● TASK DESCRIPTION
Print every record exactly.

Start of DATA UNDER STUDY

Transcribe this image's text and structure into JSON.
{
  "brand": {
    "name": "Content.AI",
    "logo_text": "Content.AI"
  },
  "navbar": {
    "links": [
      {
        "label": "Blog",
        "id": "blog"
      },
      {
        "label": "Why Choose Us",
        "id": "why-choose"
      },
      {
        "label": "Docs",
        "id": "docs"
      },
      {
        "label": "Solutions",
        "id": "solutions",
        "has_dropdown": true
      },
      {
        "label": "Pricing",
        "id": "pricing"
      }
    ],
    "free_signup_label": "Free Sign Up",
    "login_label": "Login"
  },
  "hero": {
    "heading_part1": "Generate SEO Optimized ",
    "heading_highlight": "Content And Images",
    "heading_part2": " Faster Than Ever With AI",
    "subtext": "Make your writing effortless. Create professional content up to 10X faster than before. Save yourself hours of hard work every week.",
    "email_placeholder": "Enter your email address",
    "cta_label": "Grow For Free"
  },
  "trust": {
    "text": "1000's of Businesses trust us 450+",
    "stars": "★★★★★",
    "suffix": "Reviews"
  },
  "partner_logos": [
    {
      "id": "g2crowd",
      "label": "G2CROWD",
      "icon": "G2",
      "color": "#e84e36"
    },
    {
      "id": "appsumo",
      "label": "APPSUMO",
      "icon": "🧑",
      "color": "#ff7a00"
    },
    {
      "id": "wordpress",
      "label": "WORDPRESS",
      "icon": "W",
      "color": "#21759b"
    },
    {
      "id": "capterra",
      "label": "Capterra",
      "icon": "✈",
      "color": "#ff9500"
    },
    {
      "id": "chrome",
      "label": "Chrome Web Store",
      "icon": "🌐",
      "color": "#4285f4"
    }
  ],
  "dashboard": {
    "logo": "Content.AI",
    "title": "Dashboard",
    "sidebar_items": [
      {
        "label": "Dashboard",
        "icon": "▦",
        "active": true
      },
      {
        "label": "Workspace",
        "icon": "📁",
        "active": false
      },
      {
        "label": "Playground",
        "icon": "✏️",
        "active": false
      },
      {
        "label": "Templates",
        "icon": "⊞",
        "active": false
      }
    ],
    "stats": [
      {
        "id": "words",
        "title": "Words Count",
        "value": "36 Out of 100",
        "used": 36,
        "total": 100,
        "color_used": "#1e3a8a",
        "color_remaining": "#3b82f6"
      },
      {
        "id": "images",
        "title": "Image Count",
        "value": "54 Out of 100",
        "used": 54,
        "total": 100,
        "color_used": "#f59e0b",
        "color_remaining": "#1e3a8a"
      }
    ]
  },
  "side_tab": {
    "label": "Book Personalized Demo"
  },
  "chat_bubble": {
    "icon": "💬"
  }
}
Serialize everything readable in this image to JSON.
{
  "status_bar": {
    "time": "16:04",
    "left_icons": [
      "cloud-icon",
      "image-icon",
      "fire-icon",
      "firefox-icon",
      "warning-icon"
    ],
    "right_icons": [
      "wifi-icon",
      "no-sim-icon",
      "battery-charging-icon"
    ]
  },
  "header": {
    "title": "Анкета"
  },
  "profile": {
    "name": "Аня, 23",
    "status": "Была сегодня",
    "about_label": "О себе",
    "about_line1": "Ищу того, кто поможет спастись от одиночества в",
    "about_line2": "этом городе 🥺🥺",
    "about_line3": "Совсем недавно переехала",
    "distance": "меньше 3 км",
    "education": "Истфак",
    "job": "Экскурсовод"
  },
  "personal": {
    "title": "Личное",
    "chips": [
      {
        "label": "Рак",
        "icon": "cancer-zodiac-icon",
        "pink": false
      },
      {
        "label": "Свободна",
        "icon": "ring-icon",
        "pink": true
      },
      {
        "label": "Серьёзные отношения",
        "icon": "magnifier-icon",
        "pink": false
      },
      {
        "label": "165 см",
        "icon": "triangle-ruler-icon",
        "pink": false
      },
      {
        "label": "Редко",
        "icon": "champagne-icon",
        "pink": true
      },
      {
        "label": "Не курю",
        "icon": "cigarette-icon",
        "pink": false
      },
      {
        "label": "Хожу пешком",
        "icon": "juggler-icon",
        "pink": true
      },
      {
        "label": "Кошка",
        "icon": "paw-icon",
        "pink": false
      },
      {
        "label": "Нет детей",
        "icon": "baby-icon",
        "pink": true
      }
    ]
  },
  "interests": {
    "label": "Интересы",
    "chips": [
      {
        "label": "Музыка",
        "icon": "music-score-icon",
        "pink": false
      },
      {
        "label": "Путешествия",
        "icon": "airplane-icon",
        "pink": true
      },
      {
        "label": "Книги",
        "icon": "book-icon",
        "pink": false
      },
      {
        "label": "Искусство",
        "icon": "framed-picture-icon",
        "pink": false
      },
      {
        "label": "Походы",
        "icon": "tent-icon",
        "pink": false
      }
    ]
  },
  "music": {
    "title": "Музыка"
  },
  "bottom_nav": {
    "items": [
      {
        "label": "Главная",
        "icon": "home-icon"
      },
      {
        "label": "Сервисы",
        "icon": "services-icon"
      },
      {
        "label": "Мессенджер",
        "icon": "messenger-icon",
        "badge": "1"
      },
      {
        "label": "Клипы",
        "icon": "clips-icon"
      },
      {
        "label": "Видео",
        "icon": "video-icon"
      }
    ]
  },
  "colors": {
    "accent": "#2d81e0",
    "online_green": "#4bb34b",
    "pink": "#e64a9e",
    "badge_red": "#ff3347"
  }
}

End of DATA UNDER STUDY

● RESULT FOR THIS TASK
Transcribe this image's text and structure into JSON.
{
  "brand": {
    "name": "Content.AI",
    "logo_text": "Content.AI"
  },
  "navbar": {
    "links": [
      {
        "label": "Blog",
        "id": "blog"
      },
      {
        "label": "Why Choose Us",
        "id": "why-choose"
      },
      {
        "label": "Docs",
        "id": "docs"
      },
      {
        "label": "Solutions",
        "id": "solutions",
        "has_dropdown": true
      },
      {
        "label": "Pricing",
        "id": "pricing"
      }
    ],
    "free_signup_label": "Free Sign Up",
    "login_label": "Login"
  },
  "hero": {
    "heading_part1": "Generate SEO Optimized ",
    "heading_highlight": "Content And Images",
    "heading_part2": " Faster Than Ever With AI",
    "subtext": "Make your writing effortless. Create professional content up to 10X faster than before. Save yourself hours of hard work every week.",
    "email_placeholder": "Enter your email address",
    "cta_label": "Grow For Free"
  },
  "trust": {
    "text": "1000's of Businesses trust us 450+",
    "stars": "★★★★★",
    "suffix": "Reviews"
  },
  "partner_logos": [
    {
      "id": "g2crowd",
      "label": "G2CROWD",
      "icon": "G2",
      "color": "#e84e36"
    },
    {
      "id": "appsumo",
      "label": "APPSUMO",
      "icon": "🧑",
      "color": "#ff7a00"
    },
    {
      "id": "wordpress",
      "label": "WORDPRESS",
      "icon": "W",
      "color": "#21759b"
    },
    {
      "id": "capterra",
      "label": "Capterra",
      "icon": "✈",
      "color": "#ff9500"
    },
    {
      "id": "chrome",
      "label": "Chrome Web Store",
      "icon": "🌐",
      "color": "#4285f4"
    }
  ],
  "dashboard": {
    "logo": "Content.AI",
    "title": "Dashboard",
    "sidebar_items": [
      {
        "label": "Dashboard",
        "icon": "▦",
        "active": true
      },
      {
        "label": "Workspace",
        "icon": "📁",
        "active": false
      },
      {
        "label": "Playground",
        "icon": "✏️",
        "active": false
      },
      {
        "label": "Templates",
        "icon": "⊞",
        "active": false
      }
    ],
    "stats": [
      {
        "id": "words",
        "title": "Words Count",
        "value": "36 Out of 100",
        "used": 36,
        "total": 100,
        "color_used": "#1e3a8a",
        "color_remaining": "#3b82f6"
      },
      {
        "id": "images",
        "title": "Image Count",
        "value": "54 Out of 100",
        "used": 54,
        "total": 100,
        "color_used": "#f59e0b",
        "color_remaining": "#1e3a8a"
      }
    ]
  },
  "side_tab": {
    "label": "Book Personalized Demo"
  },
  "chat_bubble": {
    "icon": "💬"
  }
}
Serialize everything readable in this image to JSON.
{
  "status_bar": {
    "time": "16:04",
    "left_icons": [
      "cloud-icon",
      "image-icon",
      "fire-icon",
      "firefox-icon",
      "warning-icon"
    ],
    "right_icons": [
      "wifi-icon",
      "no-sim-icon",
      "battery-charging-icon"
    ]
  },
  "header": {
    "title": "Анкета"
  },
  "profile": {
    "name": "Аня, 23",
    "status": "Была сегодня",
    "about_label": "О себе",
    "about_line1": "Ищу того, кто поможет спастись от одиночества в",
    "about_line2": "этом городе 🥺🥺",
    "about_line3": "Совсем недавно переехала",
    "distance": "меньше 3 км",
    "education": "Истфак",
    "job": "Экскурсовод"
  },
  "personal": {
    "title": "Личное",
    "chips": [
      {
        "label": "Рак",
        "icon": "cancer-zodiac-icon",
        "pink": false
      },
      {
        "label": "Свободна",
        "icon": "ring-icon",
        "pink": true
      },
      {
        "label": "Серьёзные отношения",
        "icon": "magnifier-icon",
        "pink": false
      },
      {
        "label": "165 см",
        "icon": "triangle-ruler-icon",
        "pink": false
      },
      {
        "label": "Редко",
        "icon": "champagne-icon",
        "pink": true
      },
      {
        "label": "Не курю",
        "icon": "cigarette-icon",
        "pink": false
      },
      {
        "label": "Хожу пешком",
        "icon": "juggler-icon",
        "pink": true
      },
      {
        "label": "Кошка",
        "icon": "paw-icon",
        "pink": false
      },
      {
        "label": "Нет детей",
        "icon": "baby-icon",
        "pink": true
      }
    ]
  },
  "interests": {
    "label": "Интересы",
    "chips": [
      {
        "label": "Музыка",
        "icon": "music-score-icon",
        "pink": false
      },
      {
        "label": "Путешествия",
        "icon": "airplane-icon",
        "pink": true
      },
      {
        "label": "Книги",
        "icon": "book-icon",
        "pink": false
      },
      {
        "label": "Искусство",
        "icon": "framed-picture-icon",
        "pink": false
      },
      {
        "label": "Походы",
        "icon": "tent-icon",
        "pink": false
      }
    ]
  },
  "music": {
    "title": "Музыка"
  },
  "bottom_nav": {
    "items": [
      {
        "label": "Главная",
        "icon": "home-icon"
      },
      {
        "label": "Сервисы",
        "icon": "services-icon"
      },
      {
        "label": "Мессенджер",
        "icon": "messenger-icon",
        "badge": "1"
      },
      {
        "label": "Клипы",
        "icon": "clips-icon"
      },
      {
        "label": "Видео",
        "icon": "video-icon"
      }
    ]
  },
  "colors": {
    "accent": "#2d81e0",
    "online_green": "#4bb34b",
    "pink": "#e64a9e",
    "badge_red": "#ff3347"
  }
}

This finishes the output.